From the data below, return all lines holding the string "overflow".
== DATA SHOWN
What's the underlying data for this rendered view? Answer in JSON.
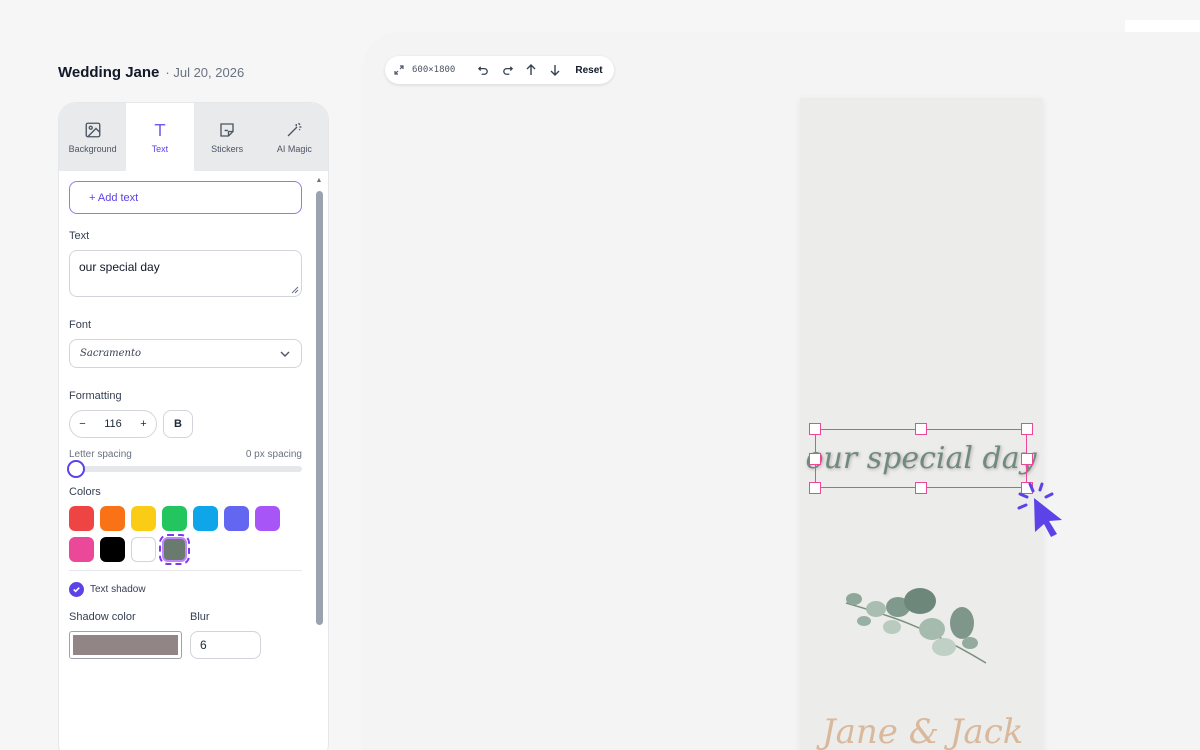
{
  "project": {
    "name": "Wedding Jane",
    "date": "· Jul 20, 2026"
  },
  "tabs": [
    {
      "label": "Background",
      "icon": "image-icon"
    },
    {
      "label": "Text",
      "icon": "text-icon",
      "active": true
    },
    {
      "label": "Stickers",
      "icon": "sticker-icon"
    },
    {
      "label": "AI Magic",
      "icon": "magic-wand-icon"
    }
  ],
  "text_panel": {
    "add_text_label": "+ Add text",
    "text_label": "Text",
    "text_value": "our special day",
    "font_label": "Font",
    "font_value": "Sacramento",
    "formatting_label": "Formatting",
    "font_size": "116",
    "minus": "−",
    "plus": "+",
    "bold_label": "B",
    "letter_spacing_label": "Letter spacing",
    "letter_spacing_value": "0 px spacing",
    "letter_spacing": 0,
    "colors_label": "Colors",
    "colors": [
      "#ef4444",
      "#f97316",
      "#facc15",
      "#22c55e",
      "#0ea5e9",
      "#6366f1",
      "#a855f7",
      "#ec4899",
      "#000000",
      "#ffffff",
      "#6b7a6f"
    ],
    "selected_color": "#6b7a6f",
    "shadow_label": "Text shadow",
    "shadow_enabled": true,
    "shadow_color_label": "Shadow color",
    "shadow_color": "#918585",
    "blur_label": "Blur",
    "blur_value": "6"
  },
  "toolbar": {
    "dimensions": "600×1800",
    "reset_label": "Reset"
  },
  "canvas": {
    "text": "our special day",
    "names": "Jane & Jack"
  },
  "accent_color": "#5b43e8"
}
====
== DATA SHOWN
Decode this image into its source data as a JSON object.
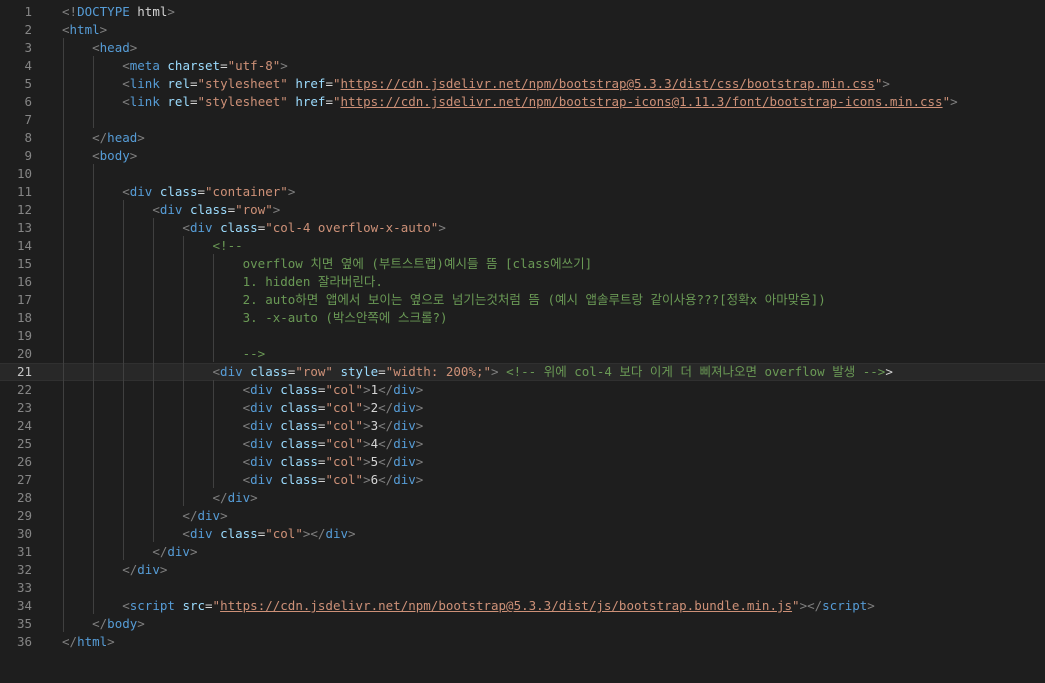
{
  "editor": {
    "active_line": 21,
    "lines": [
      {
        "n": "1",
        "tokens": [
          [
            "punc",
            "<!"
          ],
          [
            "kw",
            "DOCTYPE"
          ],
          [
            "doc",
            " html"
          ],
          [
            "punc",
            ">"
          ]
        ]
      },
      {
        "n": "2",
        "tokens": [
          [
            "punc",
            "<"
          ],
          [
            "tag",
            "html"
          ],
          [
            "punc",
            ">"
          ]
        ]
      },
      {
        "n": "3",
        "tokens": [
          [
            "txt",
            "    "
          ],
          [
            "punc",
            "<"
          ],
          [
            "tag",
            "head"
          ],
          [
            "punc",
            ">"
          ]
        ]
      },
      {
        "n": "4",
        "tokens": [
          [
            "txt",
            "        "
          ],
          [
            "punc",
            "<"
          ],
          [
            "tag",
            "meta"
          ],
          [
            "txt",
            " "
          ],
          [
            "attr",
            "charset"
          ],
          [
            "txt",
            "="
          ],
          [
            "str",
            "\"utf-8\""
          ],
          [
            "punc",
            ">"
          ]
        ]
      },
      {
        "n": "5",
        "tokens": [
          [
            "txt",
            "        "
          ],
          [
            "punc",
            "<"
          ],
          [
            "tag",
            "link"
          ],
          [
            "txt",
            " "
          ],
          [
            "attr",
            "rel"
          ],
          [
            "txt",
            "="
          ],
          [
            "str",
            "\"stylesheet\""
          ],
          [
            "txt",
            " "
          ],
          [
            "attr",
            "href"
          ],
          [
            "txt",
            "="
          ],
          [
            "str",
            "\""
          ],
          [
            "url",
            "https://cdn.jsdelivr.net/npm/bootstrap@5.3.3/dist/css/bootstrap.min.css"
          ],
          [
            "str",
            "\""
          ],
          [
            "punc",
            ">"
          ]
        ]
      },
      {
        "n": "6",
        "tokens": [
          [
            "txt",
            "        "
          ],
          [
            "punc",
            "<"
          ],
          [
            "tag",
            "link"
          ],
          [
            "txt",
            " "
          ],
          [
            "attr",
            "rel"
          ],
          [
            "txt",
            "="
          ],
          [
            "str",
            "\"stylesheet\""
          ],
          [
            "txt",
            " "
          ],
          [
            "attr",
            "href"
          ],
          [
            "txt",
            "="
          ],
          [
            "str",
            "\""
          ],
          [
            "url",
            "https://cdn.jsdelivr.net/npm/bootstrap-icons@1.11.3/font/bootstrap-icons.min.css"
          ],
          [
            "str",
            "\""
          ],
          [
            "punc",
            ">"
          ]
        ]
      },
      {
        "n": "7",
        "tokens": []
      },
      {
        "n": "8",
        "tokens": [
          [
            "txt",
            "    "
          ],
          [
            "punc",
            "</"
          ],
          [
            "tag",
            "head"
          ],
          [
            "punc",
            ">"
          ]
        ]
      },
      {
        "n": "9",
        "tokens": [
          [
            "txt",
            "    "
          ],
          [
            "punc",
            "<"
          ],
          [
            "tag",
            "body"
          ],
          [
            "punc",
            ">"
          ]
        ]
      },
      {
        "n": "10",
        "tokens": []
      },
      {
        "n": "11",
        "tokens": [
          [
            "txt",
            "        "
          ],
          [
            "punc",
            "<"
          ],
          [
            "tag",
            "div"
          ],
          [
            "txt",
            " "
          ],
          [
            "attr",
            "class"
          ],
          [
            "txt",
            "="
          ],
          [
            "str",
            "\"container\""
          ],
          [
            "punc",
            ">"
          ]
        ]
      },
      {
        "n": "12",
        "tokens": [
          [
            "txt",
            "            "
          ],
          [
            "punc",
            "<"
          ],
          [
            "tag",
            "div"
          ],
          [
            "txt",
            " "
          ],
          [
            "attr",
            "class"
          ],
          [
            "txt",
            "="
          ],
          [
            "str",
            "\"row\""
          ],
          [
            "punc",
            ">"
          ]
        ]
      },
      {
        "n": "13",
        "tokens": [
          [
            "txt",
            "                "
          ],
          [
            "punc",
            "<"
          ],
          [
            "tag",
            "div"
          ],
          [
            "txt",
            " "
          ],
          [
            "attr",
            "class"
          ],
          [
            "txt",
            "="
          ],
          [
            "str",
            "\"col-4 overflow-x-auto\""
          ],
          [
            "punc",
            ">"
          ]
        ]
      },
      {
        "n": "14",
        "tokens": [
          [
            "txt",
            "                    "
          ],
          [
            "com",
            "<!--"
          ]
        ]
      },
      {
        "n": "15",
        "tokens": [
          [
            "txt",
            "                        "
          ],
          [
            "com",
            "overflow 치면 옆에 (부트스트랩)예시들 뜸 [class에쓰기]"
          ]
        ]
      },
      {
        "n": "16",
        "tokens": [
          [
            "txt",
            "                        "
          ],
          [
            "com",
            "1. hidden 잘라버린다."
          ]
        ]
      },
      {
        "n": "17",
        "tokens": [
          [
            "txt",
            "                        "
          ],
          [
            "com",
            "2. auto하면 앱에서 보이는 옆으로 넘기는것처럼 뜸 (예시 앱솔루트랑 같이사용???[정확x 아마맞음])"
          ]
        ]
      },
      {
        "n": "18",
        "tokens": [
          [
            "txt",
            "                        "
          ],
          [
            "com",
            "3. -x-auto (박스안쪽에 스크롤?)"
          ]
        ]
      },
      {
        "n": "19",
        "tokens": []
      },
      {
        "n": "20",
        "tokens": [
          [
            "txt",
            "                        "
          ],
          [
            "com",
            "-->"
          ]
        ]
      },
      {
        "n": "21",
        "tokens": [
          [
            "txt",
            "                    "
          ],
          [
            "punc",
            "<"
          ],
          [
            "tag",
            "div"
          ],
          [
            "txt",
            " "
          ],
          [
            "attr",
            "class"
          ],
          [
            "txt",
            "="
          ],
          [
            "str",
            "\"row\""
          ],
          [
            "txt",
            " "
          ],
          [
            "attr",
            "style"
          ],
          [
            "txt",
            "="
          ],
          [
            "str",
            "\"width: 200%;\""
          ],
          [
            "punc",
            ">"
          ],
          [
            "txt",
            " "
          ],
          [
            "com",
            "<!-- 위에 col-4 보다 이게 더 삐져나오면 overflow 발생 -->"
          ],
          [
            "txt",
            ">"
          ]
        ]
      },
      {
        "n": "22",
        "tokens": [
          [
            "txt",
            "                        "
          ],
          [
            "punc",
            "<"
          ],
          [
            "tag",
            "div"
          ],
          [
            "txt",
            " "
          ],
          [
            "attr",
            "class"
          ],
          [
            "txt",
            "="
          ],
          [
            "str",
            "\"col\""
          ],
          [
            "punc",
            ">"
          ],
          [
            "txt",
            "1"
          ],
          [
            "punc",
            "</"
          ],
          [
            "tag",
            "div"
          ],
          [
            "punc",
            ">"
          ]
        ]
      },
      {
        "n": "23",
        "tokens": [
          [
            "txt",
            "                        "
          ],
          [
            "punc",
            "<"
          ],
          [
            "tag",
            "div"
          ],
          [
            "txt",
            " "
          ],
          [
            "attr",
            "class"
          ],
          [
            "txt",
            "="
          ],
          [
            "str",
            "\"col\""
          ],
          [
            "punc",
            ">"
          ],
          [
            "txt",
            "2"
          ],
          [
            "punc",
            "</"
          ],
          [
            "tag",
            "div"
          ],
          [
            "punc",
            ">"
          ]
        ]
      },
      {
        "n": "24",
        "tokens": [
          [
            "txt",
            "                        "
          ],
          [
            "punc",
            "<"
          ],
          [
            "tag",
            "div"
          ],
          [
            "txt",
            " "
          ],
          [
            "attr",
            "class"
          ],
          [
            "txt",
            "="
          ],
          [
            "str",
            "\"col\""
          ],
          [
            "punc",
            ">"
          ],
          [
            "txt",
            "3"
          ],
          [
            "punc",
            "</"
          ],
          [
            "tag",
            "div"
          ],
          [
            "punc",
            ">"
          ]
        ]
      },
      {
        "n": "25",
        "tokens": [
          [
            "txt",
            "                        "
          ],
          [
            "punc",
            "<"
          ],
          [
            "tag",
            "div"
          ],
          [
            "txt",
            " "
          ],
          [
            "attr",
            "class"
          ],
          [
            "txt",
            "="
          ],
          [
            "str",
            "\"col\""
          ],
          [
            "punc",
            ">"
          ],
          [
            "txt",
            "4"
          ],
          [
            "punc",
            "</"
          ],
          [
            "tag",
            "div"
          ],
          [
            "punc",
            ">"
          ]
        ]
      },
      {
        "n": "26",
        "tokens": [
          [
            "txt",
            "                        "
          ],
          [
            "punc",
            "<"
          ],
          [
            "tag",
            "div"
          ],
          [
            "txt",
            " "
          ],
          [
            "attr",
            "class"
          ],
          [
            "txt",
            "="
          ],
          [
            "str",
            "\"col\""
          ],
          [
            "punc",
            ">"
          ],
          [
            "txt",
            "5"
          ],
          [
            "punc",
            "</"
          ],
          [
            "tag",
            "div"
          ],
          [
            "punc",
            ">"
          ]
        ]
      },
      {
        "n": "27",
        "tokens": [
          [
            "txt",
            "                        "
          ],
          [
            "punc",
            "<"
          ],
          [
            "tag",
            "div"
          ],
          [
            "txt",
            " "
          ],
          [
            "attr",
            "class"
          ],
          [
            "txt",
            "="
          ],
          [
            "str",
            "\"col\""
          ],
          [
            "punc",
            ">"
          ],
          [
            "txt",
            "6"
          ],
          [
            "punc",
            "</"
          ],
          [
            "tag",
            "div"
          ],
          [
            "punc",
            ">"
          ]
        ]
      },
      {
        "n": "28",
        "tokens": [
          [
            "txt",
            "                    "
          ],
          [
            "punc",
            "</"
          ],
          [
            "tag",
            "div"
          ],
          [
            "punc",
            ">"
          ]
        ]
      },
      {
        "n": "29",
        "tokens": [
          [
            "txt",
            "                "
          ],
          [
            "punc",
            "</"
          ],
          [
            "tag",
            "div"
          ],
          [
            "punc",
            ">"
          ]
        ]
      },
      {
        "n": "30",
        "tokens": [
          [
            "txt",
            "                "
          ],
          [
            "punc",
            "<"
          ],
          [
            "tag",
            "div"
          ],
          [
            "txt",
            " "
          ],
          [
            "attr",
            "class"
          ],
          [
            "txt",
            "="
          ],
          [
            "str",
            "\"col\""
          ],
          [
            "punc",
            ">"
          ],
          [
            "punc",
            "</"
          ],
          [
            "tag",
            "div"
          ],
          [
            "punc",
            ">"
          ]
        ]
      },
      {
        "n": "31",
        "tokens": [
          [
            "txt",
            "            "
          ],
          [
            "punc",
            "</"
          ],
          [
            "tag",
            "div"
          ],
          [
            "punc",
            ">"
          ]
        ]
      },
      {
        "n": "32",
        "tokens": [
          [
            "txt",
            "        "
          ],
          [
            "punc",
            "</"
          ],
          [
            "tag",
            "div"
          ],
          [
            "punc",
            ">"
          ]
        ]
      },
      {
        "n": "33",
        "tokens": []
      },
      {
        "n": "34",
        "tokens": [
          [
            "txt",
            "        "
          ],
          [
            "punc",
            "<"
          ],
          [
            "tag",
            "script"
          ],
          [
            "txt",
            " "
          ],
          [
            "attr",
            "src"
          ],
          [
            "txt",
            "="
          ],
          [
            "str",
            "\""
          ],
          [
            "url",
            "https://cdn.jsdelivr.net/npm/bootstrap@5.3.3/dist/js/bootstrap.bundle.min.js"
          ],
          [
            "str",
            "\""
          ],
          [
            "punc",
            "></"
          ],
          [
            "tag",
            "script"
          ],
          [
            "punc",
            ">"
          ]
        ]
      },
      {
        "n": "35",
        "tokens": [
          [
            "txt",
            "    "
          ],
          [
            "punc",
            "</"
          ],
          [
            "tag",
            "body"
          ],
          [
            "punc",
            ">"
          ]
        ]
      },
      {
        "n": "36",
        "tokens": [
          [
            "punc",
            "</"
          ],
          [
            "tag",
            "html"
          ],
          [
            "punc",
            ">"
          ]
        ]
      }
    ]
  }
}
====
ANSWER SECTION:
            "\"col-4 overflow-x-auto\""
            "overflow 치면 옆에 (부트스트랩)예시들 뜸 [class에쓰기]"
            "<!-- 위에 col-4 보다 이게 더 삐져나오면 overflow 발생 -->"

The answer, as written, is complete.